S3: Gravity Field and Gravimetry
The gravity field of the earth includes valuable information about the mass distribution in the earth's interior, mass movements and earth's viscoelastic response to exterior forces. Measurements of the gravitational acceleration are used on all scale lengths, e.g. for subsoil examinations, exploration of natural resource deposits, and also for the study of dynamics of the earth's mantle and core. Earth's response to tidal forces can be observed in changes of the gravitational acceleration as a function of time. Through this, new knowledge should be gained about the large-scale viscoelastic properties of the earth. Other time-variant changes of the gravity field are caused by local and regional hydrological signals. Long-time observations of the gravity field contribute to an imroved parameteter determination in the balance of the hydrological cycle. Last but not least, the gravitation field defines the vertical reference level for regional and national height reference systems, which was originally connected to the sea levels, but will prospectively be referred to a consistent global unified height reference system. In the past years, sensoring systems (satellite-based sensors, superconducting gravimeters, atomic-beam gravimeter, etc.) were newly developed or tremendously upgraded. Contributions from the entire field of gravimetry are invited. The range reaches from development of measuring instruments up the study of the earth's structure and dynamics.
S4: Geothermal Research
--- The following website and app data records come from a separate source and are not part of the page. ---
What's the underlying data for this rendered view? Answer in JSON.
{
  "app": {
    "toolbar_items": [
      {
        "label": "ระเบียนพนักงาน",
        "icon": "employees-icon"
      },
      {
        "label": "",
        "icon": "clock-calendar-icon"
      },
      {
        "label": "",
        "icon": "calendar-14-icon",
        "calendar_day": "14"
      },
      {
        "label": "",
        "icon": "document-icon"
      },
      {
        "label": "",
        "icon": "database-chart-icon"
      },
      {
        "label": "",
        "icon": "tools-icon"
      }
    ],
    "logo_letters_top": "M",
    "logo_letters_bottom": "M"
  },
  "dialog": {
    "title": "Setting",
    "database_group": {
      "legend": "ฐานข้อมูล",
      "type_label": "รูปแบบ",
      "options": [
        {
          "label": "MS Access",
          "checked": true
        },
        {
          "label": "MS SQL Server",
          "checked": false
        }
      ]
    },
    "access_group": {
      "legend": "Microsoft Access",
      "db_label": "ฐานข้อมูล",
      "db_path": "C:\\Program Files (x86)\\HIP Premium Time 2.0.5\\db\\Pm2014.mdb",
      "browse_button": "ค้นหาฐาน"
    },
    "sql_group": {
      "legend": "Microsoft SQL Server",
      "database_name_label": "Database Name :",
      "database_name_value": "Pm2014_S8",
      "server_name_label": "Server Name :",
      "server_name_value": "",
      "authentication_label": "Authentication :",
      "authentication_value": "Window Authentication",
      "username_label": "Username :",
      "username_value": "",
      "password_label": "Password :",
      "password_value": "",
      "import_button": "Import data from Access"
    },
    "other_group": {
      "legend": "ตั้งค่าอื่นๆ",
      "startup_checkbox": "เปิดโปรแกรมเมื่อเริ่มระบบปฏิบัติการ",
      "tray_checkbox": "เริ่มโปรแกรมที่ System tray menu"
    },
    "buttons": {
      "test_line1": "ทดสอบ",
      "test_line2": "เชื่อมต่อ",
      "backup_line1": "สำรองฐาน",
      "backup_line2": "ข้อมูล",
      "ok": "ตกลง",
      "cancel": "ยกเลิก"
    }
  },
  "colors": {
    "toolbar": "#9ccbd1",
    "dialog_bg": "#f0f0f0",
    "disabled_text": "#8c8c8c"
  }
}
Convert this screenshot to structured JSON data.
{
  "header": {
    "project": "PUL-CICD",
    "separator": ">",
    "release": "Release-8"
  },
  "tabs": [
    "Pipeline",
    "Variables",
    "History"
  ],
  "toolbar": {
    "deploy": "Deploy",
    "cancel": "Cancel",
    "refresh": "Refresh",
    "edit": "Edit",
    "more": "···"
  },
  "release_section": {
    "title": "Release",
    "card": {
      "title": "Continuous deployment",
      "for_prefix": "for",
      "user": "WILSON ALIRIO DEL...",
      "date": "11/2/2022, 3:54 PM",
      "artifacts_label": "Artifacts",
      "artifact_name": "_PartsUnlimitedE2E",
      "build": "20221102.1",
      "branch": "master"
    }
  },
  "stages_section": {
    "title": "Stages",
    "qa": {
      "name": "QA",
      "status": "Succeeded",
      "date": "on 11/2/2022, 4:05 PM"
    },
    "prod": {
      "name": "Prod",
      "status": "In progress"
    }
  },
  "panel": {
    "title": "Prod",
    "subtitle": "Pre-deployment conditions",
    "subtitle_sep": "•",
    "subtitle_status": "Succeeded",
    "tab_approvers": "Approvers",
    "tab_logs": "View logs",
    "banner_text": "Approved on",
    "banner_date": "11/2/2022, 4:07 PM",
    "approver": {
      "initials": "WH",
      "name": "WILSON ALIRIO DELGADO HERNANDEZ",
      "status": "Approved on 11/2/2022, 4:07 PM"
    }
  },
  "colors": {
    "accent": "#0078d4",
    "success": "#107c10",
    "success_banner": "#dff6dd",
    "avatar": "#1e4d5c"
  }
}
Due to the energy transition, the use of geothermal energy has advanced into a public focal point. In contrast to other forms of energy, this technology promises an environment friendly, low-carbon basic energy supply. Its development in Central-Europe has not advanced as much as the development of other renewable energies. Among other things, similar experiences like the ones gained in the hydrocarbon field, the technological optimization of reservoir properties and also the public acceptance are missing. The broad range of this topic will be shown here. The different topics spanning from induced seismicity to the optimization of reservoirs are a huge challenge for geosciences. In particular, this is true for the complexity of process coupling and reservoir structures. Focal points are the fields seismology, exploration, borehole geophysics as well as research in geochemistry, petrology, and hydrogeology. Contributions from the field of geomechanical process coupling deliver an overview of the effect of massive injections on the stress field and induced seismicity. Thematically related research in the carbohydrate research and the geological carbon dioxide storage should make comparison and a perspective to a technologically advancing domain possible.